Logos may or may not be worth your time depending on your business. You might want to develop one if you have a strong online presence or are trying to cultivate one. Consider developing two versions of your logo—one in the colors of your personal brand which you can add to your website and one that’s crisp and monochromatic to add as a watermark to photos and videos. Adding watermarks to your photos is simple. Just make sure you leave the background blank, save it as a PNG, and then bring it into your photo as a new layer. YouTube makes it easy to put a watermark on all of your uploads. To learn how, check out this video.
When it comes to creating logos/brand identity, the options are pretty broad, so no one tutorial will give you clear cut directions on how to do this. If you want to create a logo, the best thing you can do is watch several tutorials on the process. No two will be alike, and each will teach you valuable skills to apply to your own process. Here are a few videos to get you started:
• Design a Hipster Logo in Photoshop. This design tutorial teaches you how to manipulate text into a simple but attractive monochromatic text-only logo. This is an ideal project for the beginner, because the skills involved are minimal but they produce a nice effect.
• Create a Logo in Photoshop. Like the tutorial above, this video works with only text to create an attractive logo, but it goes into some of the more advanced tools in Photoshop. The producer plays with colors in a unique way and really emphasizes the nature of digital design as fun and playful.
• GIMP Tutorial: Clean Cut Logo. This tutorial brings in shapes, gradients, and a few advanced tools to create more of a traditional sort of logo. Note that some of the techniques employed in this video require the installation of a (free) GIMP plug-in.
• Create a Logo with GIMP This tutorial also guides you through a more traditional logo creation process, but does so without the use of any plug-ins.
There are thousands of incredible things you can do in photo editors, so we’re not even going to try to cover all of them, but here are two videos teaching text manipulation techniques (both of which can be applied to any shape, not just text) that we found particularly lovely, interesting, and easy.
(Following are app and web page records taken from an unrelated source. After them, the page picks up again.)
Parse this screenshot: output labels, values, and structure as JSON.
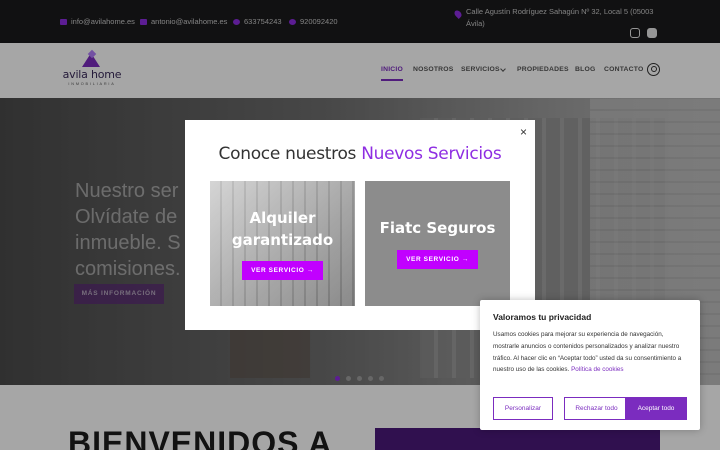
{
  "topbar": {
    "email1": "info@avilahome.es",
    "email2": "antonio@avilahome.es",
    "phone1": "633754243",
    "phone2": "920092420",
    "address": "Calle Agustín Rodríguez Sahagún Nº 32, Local 5 (05003 Ávila)",
    "social": [
      "instagram-icon",
      "facebook-icon"
    ]
  },
  "header": {
    "logo_text": "avila home",
    "logo_sub": "INMOBILIARIA",
    "nav": [
      {
        "label": "INICIO",
        "active": true
      },
      {
        "label": "NOSOTROS"
      },
      {
        "label": "SERVICIOS"
      },
      {
        "label": "PROPIEDADES"
      },
      {
        "label": "BLOG"
      },
      {
        "label": "CONTACTO"
      }
    ]
  },
  "hero": {
    "line1": "Nuestro ser",
    "line2": "Olvídate de",
    "line3": "inmueble. S",
    "line4": "comisiones.",
    "button": "MÁS INFORMACIÓN",
    "slides": 5,
    "active_slide": 0
  },
  "below": {
    "heading": "BIENVENIDOS A"
  },
  "modal": {
    "title_main": "Conoce nuestros ",
    "title_accent": "Nuevos Servicios",
    "close": "×",
    "cards": [
      {
        "title_l1": "Alquiler",
        "title_l2": "garantizado",
        "button": "VER SERVICIO  →"
      },
      {
        "title_l1": "Fiatc Seguros",
        "button": "VER SERVICIO  →"
      }
    ]
  },
  "cookie": {
    "title": "Valoramos tu privacidad",
    "text": "Usamos cookies para mejorar su experiencia de navegación, mostrarle anuncios o contenidos personalizados y analizar nuestro tráfico. Al hacer clic en “Aceptar todo” usted da su consentimiento a nuestro uso de las cookies. ",
    "link": "Política de cookies",
    "btn_customize": "Personalizar",
    "btn_reject": "Rechazar todo",
    "btn_accept": "Aceptar todo"
  },
  "colors": {
    "accent": "#8e2de2",
    "button_magenta": "#c100ff",
    "purple_dark": "#7b2cbf"
  }
}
We hope that you’ve found this series illuminating. Designing your own materials can be profoundly rewarding both in the pleasure of self-improvement and in the monetary impact of beautifully branded materials. Design might not be for you, but if it is—if you’re bursting with ideas, and excited about the possibilities—we encourage you to not only try it but keep at it. Over time your skills and knowledge will grow, and in a few years time you might find yourself launching stunning campaigns by the sweat of your brow rather than by the paper in your wallet.